[[ DATA EXTRACTS, beginning ]]

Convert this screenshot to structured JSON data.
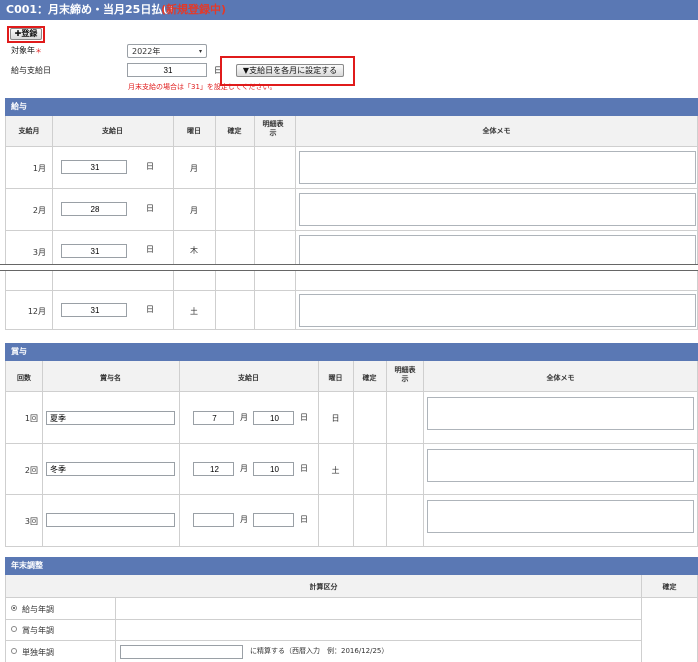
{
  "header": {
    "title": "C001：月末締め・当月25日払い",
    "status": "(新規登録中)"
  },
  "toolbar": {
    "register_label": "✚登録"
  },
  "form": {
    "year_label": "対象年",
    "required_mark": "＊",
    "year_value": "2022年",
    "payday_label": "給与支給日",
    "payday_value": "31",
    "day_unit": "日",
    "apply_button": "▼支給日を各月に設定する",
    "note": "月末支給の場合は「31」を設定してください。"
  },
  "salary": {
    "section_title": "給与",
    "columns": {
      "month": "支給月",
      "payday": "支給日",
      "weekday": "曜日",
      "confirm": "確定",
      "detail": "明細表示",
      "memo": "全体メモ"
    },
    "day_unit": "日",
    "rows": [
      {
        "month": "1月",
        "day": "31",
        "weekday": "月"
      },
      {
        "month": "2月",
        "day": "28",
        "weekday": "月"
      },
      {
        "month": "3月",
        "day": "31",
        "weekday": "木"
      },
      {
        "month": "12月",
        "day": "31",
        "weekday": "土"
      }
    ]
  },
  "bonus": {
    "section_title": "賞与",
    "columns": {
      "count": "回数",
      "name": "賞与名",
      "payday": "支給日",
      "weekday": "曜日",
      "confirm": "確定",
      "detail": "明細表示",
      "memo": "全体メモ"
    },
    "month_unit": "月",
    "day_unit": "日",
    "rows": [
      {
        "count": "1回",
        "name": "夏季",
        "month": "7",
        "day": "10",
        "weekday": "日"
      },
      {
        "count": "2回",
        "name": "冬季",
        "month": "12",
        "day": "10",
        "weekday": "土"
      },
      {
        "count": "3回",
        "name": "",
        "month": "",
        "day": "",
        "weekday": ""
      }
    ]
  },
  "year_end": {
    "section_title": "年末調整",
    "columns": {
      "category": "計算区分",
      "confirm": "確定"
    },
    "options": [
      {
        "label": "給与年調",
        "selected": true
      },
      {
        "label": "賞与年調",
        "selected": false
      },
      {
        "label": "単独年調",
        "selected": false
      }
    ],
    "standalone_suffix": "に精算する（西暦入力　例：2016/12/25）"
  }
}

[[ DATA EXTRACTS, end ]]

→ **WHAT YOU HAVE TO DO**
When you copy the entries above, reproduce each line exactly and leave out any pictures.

→ **YOUR SOLUTION**
Convert this screenshot to structured JSON data.
{
  "header": {
    "title": "C001：月末締め・当月25日払い",
    "status": "(新規登録中)"
  },
  "toolbar": {
    "register_label": "✚登録"
  },
  "form": {
    "year_label": "対象年",
    "required_mark": "＊",
    "year_value": "2022年",
    "payday_label": "給与支給日",
    "payday_value": "31",
    "day_unit": "日",
    "apply_button": "▼支給日を各月に設定する",
    "note": "月末支給の場合は「31」を設定してください。"
  },
  "salary": {
    "section_title": "給与",
    "columns": {
      "month": "支給月",
      "payday": "支給日",
      "weekday": "曜日",
      "confirm": "確定",
      "detail": "明細表示",
      "memo": "全体メモ"
    },
    "day_unit": "日",
    "rows": [
      {
        "month": "1月",
        "day": "31",
        "weekday": "月"
      },
      {
        "month": "2月",
        "day": "28",
        "weekday": "月"
      },
      {
        "month": "3月",
        "day": "31",
        "weekday": "木"
      },
      {
        "month": "12月",
        "day": "31",
        "weekday": "土"
      }
    ]
  },
  "bonus": {
    "section_title": "賞与",
    "columns": {
      "count": "回数",
      "name": "賞与名",
      "payday": "支給日",
      "weekday": "曜日",
      "confirm": "確定",
      "detail": "明細表示",
      "memo": "全体メモ"
    },
    "month_unit": "月",
    "day_unit": "日",
    "rows": [
      {
        "count": "1回",
        "name": "夏季",
        "month": "7",
        "day": "10",
        "weekday": "日"
      },
      {
        "count": "2回",
        "name": "冬季",
        "month": "12",
        "day": "10",
        "weekday": "土"
      },
      {
        "count": "3回",
        "name": "",
        "month": "",
        "day": "",
        "weekday": ""
      }
    ]
  },
  "year_end": {
    "section_title": "年末調整",
    "columns": {
      "category": "計算区分",
      "confirm": "確定"
    },
    "options": [
      {
        "label": "給与年調",
        "selected": true
      },
      {
        "label": "賞与年調",
        "selected": false
      },
      {
        "label": "単独年調",
        "selected": false
      }
    ],
    "standalone_suffix": "に精算する（西暦入力　例：2016/12/25）"
  }
}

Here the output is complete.